__What to do__. Examine the material below. Gather every line in which the string "historic" appears.

=== Begin Enclosure ===

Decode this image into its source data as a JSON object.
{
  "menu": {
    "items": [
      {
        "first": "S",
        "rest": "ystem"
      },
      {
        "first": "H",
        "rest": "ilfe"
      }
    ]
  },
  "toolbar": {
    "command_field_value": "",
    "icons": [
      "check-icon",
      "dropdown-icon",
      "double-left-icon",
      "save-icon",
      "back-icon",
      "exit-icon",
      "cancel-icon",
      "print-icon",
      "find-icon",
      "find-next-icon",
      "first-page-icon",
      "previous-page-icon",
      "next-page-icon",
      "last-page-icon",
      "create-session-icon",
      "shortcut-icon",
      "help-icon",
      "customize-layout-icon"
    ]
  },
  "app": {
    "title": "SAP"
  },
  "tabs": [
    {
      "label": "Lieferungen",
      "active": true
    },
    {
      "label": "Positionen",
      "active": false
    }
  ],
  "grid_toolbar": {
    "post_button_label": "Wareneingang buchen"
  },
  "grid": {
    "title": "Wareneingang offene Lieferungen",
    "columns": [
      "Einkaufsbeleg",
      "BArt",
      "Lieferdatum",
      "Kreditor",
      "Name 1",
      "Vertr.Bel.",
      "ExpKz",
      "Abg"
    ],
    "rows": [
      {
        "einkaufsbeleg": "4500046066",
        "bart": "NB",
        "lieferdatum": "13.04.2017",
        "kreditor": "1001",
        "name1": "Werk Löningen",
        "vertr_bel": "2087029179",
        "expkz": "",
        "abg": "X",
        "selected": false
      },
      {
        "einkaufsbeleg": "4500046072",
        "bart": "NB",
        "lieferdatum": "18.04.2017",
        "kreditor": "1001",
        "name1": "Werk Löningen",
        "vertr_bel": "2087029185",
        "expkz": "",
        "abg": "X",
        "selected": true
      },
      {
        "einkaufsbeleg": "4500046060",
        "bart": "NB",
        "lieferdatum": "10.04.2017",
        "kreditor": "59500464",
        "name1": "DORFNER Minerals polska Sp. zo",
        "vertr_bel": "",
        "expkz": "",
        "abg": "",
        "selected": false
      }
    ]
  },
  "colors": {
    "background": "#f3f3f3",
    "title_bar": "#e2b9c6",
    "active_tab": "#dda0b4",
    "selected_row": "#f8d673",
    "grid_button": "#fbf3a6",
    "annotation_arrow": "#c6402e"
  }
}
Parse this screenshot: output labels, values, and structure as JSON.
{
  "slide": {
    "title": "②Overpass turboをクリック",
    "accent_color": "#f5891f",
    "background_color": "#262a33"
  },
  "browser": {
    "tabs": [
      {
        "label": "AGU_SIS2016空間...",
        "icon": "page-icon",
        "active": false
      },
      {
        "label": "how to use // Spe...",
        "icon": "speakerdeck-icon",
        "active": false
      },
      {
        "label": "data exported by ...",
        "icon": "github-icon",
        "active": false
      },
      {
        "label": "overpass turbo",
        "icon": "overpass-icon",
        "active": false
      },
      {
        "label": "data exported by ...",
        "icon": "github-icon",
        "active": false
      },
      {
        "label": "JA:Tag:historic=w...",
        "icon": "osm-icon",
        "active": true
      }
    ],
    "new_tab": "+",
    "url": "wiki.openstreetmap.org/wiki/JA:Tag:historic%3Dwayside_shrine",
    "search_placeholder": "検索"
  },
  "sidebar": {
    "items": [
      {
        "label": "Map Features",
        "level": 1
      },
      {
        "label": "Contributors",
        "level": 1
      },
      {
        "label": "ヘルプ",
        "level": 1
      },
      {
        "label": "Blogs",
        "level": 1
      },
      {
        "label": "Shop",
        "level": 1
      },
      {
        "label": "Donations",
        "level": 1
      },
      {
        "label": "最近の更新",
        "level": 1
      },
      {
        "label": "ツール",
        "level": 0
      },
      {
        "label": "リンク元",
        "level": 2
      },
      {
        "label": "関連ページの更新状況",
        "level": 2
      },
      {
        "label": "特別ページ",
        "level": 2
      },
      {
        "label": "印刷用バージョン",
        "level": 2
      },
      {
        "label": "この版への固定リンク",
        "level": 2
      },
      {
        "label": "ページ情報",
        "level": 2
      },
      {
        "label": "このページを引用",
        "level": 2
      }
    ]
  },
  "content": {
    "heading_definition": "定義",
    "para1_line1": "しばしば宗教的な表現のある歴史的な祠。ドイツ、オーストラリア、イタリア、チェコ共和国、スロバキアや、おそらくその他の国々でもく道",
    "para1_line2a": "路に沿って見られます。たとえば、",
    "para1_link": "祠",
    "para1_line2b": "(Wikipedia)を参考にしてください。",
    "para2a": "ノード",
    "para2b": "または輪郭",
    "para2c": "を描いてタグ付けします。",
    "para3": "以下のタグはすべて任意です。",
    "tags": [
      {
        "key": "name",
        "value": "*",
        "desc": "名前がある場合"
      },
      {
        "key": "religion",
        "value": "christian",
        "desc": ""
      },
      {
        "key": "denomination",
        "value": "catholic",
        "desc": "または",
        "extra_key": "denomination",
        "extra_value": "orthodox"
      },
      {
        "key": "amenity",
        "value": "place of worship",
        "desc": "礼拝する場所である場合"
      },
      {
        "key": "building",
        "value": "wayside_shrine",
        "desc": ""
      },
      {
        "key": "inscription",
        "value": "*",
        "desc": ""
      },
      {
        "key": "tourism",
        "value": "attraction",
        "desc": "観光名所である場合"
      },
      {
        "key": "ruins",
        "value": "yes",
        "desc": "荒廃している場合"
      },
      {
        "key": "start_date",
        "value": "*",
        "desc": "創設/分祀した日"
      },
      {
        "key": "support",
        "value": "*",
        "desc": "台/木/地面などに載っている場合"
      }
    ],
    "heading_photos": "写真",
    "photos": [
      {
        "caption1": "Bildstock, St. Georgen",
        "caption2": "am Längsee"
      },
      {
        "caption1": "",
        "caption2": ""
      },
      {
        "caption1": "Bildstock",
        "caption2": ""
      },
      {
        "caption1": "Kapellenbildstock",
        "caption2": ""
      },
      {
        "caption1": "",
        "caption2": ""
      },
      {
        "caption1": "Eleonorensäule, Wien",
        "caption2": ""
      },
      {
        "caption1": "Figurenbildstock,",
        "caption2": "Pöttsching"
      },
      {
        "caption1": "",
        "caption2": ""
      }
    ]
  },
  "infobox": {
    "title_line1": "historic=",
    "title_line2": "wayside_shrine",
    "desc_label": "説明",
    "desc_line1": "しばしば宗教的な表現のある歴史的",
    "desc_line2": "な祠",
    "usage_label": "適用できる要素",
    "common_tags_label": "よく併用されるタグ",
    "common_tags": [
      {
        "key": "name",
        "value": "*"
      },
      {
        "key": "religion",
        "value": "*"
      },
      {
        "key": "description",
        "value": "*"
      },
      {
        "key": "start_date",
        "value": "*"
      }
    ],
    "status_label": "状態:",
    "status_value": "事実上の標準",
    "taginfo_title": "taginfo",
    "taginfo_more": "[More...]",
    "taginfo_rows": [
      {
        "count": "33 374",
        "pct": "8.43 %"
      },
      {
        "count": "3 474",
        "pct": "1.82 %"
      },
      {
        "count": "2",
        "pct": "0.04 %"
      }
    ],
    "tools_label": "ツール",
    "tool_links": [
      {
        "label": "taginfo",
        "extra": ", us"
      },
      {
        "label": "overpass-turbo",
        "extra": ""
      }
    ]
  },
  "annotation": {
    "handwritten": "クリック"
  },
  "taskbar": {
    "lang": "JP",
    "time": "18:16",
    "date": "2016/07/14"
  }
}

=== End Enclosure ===

__Solution for this task__.
        "label": "JA:Tag:historic=w...",
    "url": "wiki.openstreetmap.org/wiki/JA:Tag:historic%3Dwayside_shrine",
    "title_line1": "historic=",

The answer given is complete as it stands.